- President Gerald Ford officially recognized Black History Month in 1976.
- But people had been celebrating Black History Month, however, since long before Ford’s designation.
- In 1915, Carter Woodson — a historian often referred to as the “Father of Black History” — developed an association in Chicago to bring attention to the importance of studying and spreading knowledge about black life and history.
- At the time, it was called the Association for the Study of Negro Life and History; since then, it has been renamed the Association for the Study of African American Life and History.
- The founders created reading and study materials for teachers, wrote plays and made posters sharing important information and dates about black history.
- In 1926, they also announced that “Negro History Week” would take place during the month of February.
- Over time — and especially as a response from college students during the Civil Rights movement — a push came for the celebratory week to be expanded to a month.
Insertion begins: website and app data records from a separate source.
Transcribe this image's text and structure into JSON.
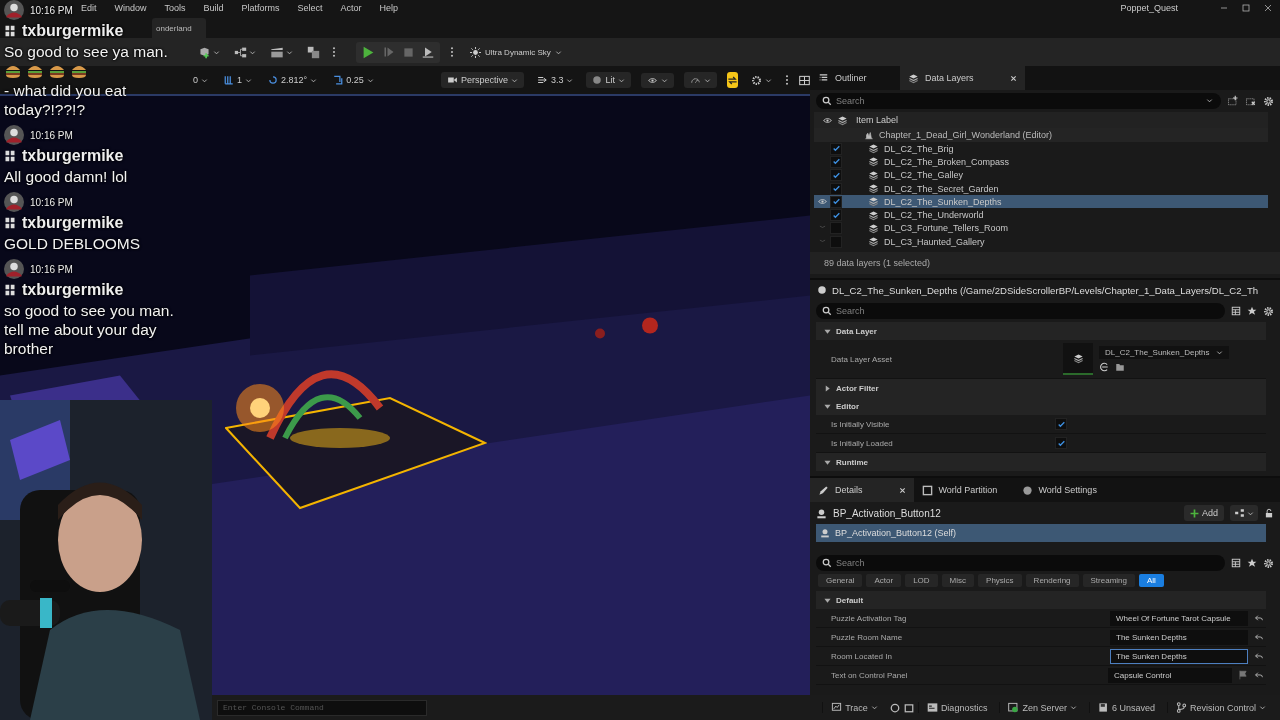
{
  "menu": [
    "Edit",
    "Window",
    "Tools",
    "Build",
    "Platforms",
    "Select",
    "Actor",
    "Help"
  ],
  "project_title": "Poppet_Quest",
  "level_tab": "onderland",
  "toolbar": {
    "sky_label": "Ultra Dynamic Sky"
  },
  "viewport_toolbar": {
    "snap": "0",
    "grid": "1",
    "rotation": "2.812°",
    "scale": "0.25",
    "view": "Perspective",
    "camera_speed": "3.3",
    "view_mode": "Lit",
    "toggle_on": true
  },
  "chat": [
    {
      "time": "10:16 PM",
      "user": "txburgermike",
      "text": "So good to see ya man.",
      "emotes": [
        {
          "kind": "burger"
        },
        {
          "kind": "burger"
        },
        {
          "kind": "burger"
        },
        {
          "kind": "burger"
        }
      ],
      "text_after": "- what did you eat today?!??!?"
    },
    {
      "time": "10:16 PM",
      "user": "txburgermike",
      "text": "All good damn! lol"
    },
    {
      "time": "10:16 PM",
      "user": "txburgermike",
      "text": "GOLD DEBLOOMS"
    },
    {
      "time": "10:16 PM",
      "user": "txburgermike",
      "text": "so good to see you man. tell me about your day brother"
    }
  ],
  "outliner": {
    "tabs": [
      {
        "label": "Outliner",
        "selected": false,
        "closable": false
      },
      {
        "label": "Data Layers",
        "selected": true,
        "closable": true
      }
    ],
    "search_placeholder": "Search",
    "column": "Item Label",
    "root": {
      "label": "Chapter_1_Dead_Girl_Wonderland (Editor)",
      "children": [
        {
          "label": "DL_C2_The_Brig",
          "checked": true,
          "hidden": false,
          "selected": false
        },
        {
          "label": "DL_C2_The_Broken_Compass",
          "checked": true,
          "hidden": false,
          "selected": false
        },
        {
          "label": "DL_C2_The_Galley",
          "checked": true,
          "hidden": false,
          "selected": false
        },
        {
          "label": "DL_C2_The_Secret_Garden",
          "checked": true,
          "hidden": false,
          "selected": false
        },
        {
          "label": "DL_C2_The_Sunken_Depths",
          "checked": true,
          "hidden": false,
          "selected": true
        },
        {
          "label": "DL_C2_The_Underworld",
          "checked": true,
          "hidden": false,
          "selected": false
        },
        {
          "label": "DL_C3_Fortune_Tellers_Room",
          "checked": false,
          "hidden": true,
          "selected": false
        },
        {
          "label": "DL_C3_Haunted_Gallery",
          "checked": false,
          "hidden": true,
          "selected": false
        }
      ]
    },
    "footer": "89 data layers (1 selected)"
  },
  "data_layer_details": {
    "title": "DL_C2_The_Sunken_Depths (/Game/2DSideScrollerBP/Levels/Chapter_1_Data_Layers/DL_C2_Th",
    "search_placeholder": "Search",
    "sections": [
      {
        "label": "Data Layer",
        "expanded": true,
        "properties": [
          {
            "kind": "asset",
            "label": "Data Layer Asset",
            "value": "DL_C2_The_Sunken_Depths"
          }
        ]
      },
      {
        "label": "Actor Filter",
        "expanded": false
      },
      {
        "label": "Editor",
        "expanded": true,
        "properties": [
          {
            "kind": "checkbox",
            "label": "Is Initially Visible",
            "checked": true
          },
          {
            "kind": "checkbox",
            "label": "Is Initially Loaded",
            "checked": true
          }
        ]
      },
      {
        "label": "Runtime",
        "expanded": true
      }
    ]
  },
  "details": {
    "tabs": [
      {
        "label": "Details",
        "selected": true,
        "closable": true
      },
      {
        "label": "World Partition",
        "selected": false,
        "closable": false
      },
      {
        "label": "World Settings",
        "selected": false,
        "closable": false
      }
    ],
    "actor": "BP_Activation_Button12",
    "add_label": "Add",
    "components": [
      {
        "label": "BP_Activation_Button12 (Self)",
        "selected": true
      }
    ],
    "search_placeholder": "Search",
    "filters": [
      {
        "label": "General",
        "selected": false
      },
      {
        "label": "Actor",
        "selected": false
      },
      {
        "label": "LOD",
        "selected": false
      },
      {
        "label": "Misc",
        "selected": false
      },
      {
        "label": "Physics",
        "selected": false
      },
      {
        "label": "Rendering",
        "selected": false
      },
      {
        "label": "Streaming",
        "selected": false
      },
      {
        "label": "All",
        "selected": true
      }
    ],
    "section": {
      "label": "Default",
      "expanded": true
    },
    "properties": [
      {
        "label": "Puzzle Activation Tag",
        "value": "Wheel Of Fortune Tarot Capsule",
        "focused": false,
        "flag": false
      },
      {
        "label": "Puzzle Room Name",
        "value": "The Sunken Depths",
        "focused": false,
        "flag": false
      },
      {
        "label": "Room Located In",
        "value": "The Sunken Depths",
        "focused": true,
        "flag": false
      },
      {
        "label": "Text on Control Panel",
        "value": "Capsule Control",
        "focused": false,
        "flag": true
      }
    ]
  },
  "status_bar": {
    "console_placeholder": "Enter Console Command",
    "items": [
      {
        "kind": "trace",
        "label": "Trace"
      },
      {
        "kind": "diagnostics",
        "label": "Diagnostics"
      },
      {
        "kind": "zen",
        "label": "Zen Server"
      },
      {
        "kind": "unsaved",
        "label": "6 Unsaved"
      },
      {
        "kind": "revision",
        "label": "Revision Control"
      }
    ]
  }
}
- Woodson chose February partly because it was the birth month of two people who’d played important roles in black history: Abraham Lincoln and Frederick Douglass. Read more